For Gabriel Hendifar, co-founder of the wildly successful Apparatus Studio, the advantage of the craft-led working model provides him and his partner Jeremy Anderson with the ability to maintain a holistic brand vision. The duo achieves this by housing their workshop and showroom within the same space. “It’s particularly gratifying to see a client walk through our formal showrooms and then watch their wonder as they see that everything is also made here.” Apparatus’ new ACT II collection draws inspiration from Hendifar’s Persian heritage. “It has to be personal,” leading designer David Weeks explains. “The difficult part is finding your own vision and voice within the limitations of small batch manufacturing.”
It’s particularly gratifying to see a client walk through our formal showrooms and then watch their wonder as they see that everything is also made here.– Gabriel Hendifar
With an increase in lighting design throughout the world – not just New York – the issue of trendiness and originality is tough to calibrate. Yet some voices in the design industry have begun to criticize this phenomenon as saturated; citing the restrictions of the medium itself but also the redundancy of aesthetic homogeneity. When considering the six voices included in this feature – not all working with light exclusively – it’s hard to support this critique. While certain minimalistic and decorative styles run a loose threads through these different practices, the intentions and goals of each are different. The collective output of the whole is diverse.
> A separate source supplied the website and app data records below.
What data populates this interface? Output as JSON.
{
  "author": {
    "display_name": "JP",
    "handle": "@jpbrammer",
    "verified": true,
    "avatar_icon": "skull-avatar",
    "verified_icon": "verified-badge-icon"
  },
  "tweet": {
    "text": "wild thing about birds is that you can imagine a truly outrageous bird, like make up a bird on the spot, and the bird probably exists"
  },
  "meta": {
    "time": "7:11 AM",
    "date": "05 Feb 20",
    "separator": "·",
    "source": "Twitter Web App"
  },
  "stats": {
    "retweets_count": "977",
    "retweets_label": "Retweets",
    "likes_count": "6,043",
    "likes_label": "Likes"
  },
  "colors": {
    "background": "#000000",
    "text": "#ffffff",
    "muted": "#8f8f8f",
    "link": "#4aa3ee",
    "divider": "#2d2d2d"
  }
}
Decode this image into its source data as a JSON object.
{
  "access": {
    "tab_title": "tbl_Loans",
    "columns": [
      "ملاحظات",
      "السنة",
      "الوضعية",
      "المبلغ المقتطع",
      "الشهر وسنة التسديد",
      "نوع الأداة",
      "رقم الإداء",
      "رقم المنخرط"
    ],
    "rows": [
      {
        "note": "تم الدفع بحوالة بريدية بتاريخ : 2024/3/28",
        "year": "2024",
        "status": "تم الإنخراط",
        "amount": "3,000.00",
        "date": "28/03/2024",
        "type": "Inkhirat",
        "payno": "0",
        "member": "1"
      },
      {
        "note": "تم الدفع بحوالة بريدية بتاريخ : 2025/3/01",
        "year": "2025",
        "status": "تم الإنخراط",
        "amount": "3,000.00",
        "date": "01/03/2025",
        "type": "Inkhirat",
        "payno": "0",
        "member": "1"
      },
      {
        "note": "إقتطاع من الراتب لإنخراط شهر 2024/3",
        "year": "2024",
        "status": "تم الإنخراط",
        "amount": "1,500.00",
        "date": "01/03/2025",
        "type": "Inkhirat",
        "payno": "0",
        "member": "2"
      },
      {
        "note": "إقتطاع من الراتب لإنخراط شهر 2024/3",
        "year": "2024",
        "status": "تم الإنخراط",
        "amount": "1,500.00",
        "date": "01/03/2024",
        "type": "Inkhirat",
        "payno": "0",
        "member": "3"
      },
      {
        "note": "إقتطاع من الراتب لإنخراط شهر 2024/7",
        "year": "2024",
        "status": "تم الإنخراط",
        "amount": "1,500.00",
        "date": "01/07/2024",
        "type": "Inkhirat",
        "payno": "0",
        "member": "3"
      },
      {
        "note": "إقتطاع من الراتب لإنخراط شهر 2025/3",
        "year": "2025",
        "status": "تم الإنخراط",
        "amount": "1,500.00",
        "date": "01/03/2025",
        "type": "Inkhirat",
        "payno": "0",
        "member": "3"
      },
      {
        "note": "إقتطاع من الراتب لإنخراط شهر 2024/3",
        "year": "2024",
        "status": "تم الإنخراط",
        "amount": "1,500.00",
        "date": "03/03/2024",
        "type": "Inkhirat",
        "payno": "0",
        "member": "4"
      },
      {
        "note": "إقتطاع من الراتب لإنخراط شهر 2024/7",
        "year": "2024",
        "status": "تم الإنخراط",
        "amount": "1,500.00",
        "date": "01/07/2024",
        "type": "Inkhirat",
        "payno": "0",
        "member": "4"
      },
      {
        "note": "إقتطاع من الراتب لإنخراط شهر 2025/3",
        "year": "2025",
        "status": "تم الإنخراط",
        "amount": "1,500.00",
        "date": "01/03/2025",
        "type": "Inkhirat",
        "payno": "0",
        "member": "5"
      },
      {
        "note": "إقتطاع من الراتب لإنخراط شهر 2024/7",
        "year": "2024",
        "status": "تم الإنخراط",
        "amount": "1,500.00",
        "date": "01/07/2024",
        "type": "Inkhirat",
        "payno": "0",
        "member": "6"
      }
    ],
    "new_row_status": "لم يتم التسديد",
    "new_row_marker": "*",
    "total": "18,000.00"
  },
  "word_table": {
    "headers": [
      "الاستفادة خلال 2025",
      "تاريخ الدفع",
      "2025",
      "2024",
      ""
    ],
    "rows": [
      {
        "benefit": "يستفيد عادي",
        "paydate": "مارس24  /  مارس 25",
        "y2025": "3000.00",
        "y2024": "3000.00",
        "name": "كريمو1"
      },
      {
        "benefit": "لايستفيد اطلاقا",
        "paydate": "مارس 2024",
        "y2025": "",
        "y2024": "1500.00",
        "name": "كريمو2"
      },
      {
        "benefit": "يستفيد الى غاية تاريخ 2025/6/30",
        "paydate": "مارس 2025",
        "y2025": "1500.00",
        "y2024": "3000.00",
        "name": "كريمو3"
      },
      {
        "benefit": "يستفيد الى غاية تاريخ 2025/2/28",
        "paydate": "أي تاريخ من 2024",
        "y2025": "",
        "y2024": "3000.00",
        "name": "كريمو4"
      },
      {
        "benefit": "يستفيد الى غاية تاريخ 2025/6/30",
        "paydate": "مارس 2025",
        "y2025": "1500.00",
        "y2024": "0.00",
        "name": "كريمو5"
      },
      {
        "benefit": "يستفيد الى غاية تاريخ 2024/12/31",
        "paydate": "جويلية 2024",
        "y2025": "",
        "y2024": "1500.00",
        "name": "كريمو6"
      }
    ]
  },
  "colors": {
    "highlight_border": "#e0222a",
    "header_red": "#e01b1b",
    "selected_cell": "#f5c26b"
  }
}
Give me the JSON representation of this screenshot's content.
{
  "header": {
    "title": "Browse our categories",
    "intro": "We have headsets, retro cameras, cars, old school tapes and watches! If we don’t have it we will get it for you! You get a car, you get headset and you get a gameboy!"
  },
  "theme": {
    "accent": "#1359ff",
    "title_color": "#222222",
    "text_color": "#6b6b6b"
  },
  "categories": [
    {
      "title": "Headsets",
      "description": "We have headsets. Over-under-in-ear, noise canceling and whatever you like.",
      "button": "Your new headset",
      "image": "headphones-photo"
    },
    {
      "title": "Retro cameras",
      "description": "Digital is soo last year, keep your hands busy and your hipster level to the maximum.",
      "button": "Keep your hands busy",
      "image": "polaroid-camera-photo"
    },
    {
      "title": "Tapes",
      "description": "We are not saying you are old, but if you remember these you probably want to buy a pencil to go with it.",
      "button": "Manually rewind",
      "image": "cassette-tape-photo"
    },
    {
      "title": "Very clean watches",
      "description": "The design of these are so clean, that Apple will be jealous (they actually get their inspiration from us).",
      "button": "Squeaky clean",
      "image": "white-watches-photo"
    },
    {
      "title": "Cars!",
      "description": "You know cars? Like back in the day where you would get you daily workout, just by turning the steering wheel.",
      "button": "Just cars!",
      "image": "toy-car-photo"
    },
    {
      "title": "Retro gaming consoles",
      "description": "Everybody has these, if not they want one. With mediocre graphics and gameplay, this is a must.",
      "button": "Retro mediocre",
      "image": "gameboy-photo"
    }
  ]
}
Lighting is critical in design. Other elements are arguably optional. With no light, there would be no way to enjoy them. Lighting impacts the environment and allows users to see their space and work on tasks.– Lanette Rizzo
“There’s a disadvantage of sharing the spotlight with many competitors who are doing similar things, who may not understand light as a medium. However, there’s a growing a sense of credibility as this movement gains traction,” Richardson explains. “It’s more a question of pushing each other forward,” Rizzo adds. “Lighting is critical in design. Other elements are arguably optional. With no light, there would be no way to enjoy them. Lighting impacts the environment and allows users to see their space and work on tasks.” “We need light to escape the stress of New York,” Adelman concludes.